Records to process
________

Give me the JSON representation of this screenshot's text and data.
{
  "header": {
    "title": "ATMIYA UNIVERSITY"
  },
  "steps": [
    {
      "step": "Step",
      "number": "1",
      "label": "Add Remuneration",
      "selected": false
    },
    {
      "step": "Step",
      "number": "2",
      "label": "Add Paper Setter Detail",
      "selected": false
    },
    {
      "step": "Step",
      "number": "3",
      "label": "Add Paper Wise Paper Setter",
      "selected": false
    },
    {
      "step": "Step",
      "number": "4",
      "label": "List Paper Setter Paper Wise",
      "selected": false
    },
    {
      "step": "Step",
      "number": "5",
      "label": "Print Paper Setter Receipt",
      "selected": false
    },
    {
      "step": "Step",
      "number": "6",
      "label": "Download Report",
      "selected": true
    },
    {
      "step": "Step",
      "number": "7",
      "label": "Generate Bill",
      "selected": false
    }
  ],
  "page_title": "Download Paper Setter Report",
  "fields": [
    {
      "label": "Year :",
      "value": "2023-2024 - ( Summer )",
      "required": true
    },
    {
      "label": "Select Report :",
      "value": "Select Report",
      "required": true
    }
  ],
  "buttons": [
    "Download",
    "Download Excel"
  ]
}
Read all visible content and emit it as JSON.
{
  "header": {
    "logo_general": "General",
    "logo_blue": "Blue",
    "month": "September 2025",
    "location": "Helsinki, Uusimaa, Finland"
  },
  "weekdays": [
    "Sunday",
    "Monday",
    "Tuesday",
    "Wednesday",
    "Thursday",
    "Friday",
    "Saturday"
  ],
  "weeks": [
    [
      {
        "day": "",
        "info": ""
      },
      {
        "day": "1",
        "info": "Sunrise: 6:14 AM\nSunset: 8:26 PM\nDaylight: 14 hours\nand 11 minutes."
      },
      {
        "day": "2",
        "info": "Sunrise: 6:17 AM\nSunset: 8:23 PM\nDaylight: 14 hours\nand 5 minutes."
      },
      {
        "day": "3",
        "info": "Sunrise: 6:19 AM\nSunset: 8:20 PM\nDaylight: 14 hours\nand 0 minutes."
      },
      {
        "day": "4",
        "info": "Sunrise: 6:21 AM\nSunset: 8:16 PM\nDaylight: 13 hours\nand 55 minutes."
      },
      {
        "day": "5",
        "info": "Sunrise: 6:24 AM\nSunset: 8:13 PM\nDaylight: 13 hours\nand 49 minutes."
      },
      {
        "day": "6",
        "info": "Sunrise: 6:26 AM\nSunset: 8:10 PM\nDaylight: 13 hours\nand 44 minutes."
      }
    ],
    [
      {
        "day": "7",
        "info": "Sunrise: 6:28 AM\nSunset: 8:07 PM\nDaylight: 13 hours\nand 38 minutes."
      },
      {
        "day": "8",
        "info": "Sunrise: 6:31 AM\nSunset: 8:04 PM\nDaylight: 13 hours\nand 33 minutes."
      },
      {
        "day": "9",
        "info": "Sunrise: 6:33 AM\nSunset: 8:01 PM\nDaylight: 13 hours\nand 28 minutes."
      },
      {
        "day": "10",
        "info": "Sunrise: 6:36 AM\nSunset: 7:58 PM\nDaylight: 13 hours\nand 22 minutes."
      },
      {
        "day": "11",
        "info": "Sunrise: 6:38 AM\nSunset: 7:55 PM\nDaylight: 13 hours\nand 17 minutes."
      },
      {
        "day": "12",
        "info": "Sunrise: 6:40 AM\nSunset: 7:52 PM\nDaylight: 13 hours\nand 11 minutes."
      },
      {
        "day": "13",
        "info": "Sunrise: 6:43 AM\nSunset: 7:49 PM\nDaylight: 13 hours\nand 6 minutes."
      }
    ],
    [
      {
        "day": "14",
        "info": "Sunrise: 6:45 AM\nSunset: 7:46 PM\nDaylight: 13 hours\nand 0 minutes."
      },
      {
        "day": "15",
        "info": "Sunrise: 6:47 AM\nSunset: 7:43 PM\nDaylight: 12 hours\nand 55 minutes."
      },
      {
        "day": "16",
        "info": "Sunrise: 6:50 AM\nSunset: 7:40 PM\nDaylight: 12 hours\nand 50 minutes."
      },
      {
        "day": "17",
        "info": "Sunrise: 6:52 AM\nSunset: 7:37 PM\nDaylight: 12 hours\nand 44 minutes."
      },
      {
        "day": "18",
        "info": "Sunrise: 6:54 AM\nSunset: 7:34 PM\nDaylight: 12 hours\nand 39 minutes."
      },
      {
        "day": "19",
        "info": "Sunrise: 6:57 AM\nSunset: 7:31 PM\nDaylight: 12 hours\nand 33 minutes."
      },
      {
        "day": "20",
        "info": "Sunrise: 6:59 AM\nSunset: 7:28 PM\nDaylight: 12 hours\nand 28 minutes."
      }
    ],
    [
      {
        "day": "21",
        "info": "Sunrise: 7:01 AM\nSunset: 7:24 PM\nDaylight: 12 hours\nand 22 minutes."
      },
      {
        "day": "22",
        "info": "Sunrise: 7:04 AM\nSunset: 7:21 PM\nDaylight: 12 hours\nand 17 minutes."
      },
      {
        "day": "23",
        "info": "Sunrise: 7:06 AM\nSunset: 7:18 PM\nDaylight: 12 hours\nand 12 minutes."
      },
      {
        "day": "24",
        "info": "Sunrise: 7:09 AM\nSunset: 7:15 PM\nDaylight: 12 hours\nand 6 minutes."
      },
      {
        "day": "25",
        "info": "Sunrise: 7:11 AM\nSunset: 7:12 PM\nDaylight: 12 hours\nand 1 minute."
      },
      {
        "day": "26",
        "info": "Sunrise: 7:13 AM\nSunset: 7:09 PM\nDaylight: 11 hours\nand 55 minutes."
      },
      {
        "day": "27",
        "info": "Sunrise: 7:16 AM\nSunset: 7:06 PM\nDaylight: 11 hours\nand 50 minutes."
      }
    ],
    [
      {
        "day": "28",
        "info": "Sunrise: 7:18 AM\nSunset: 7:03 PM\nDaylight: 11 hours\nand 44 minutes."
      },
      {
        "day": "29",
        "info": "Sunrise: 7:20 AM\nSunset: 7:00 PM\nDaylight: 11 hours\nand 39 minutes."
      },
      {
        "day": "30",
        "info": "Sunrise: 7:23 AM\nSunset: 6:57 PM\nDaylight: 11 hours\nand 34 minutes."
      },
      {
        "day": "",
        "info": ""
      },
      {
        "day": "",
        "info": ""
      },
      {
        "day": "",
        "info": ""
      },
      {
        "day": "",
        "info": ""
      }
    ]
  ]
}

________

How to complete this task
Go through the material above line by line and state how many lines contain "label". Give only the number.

Response to this exercise
9